Marie Shehady shared a flat in Millers Point as a young working woman and later returned with her husband when they purchased the lease to a boarding house/residential. They remained for thirty one years. In her interview she talks about her tenants, schools, mothers group, fundraising, socialising, Christmas parties; daily work of running a boarding house; local atmosphere; the ‘battle of the landladies’; leasing and sub-letting arrangements; neighbours; shops; family life; picnics; and the importance of religion to her life. She regrets the loss of character and facilities in the area, increased traffic, pub crawls, changes to built environment and the relative absence of children. In the excerpt below she describes some of her tenants.

This interview is part of Housing NSW’s 2005 Millers Point Oral History Project. The City of Sydney acknowledges the State Library of New South Wales as the archival custodian of the project and digital preserver of the masters.

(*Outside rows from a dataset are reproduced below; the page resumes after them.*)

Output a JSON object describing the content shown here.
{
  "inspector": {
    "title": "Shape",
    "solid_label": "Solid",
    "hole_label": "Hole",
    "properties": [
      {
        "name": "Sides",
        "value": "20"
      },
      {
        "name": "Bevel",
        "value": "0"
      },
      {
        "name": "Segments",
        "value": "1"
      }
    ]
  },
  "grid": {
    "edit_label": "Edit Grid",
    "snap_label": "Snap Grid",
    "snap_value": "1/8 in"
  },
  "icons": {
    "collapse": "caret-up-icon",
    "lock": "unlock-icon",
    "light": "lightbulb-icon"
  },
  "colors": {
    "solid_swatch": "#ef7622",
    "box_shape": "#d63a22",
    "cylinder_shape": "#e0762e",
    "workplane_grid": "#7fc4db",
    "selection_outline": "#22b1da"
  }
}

Well that was quite an experience and we had a lot of different types of people living with us, but we were quite selective. I remember saying to my husband, ‘I don’t really want anybody in here that drinks,’ and we’d only been running this place for about three weeks and one Saturday my husband came up and said, ‘There’s a gentleman knocking at the front door and he is interested in the attic apartment, but he’s drunk.’ I said, ‘Oh, no, we can’t have anybody in here that drinks,’ I was a bit of a wowser as far as alcohol and still am. So I went down to tell this man that no, the flat had been let, and I took one look at his face and although he was swaying in the wind I thought he had such a nice kind face that I relented, let him have a look at the flat, and he stayed with us for twenty-five years.

Needless to say every Friday from then on, from the time he took the flat, he would come home drunk, with a chocolate in his pocket because I’d had children in the meantime. By the time he got home from the pub and handed the chocolate over you could wring it out. But he was a dear part of my memory and he will always have a place in my heart.

We had a few kooks there, like one guy who used to hang his socks on the lampshade to dry. Another young guy who had obviously never used an electric oven stuck in a can of soup, lid on, and we had wall-to-wall soup. We had nurses, we had a plastic surgeon’s nurse, we’ve had a private investigator, we had artists, we had every type of person that you could imagine and I’ll never forget any of them. It was very sad after thirty-one years that we actually moved on.

Beverley Sutton Cross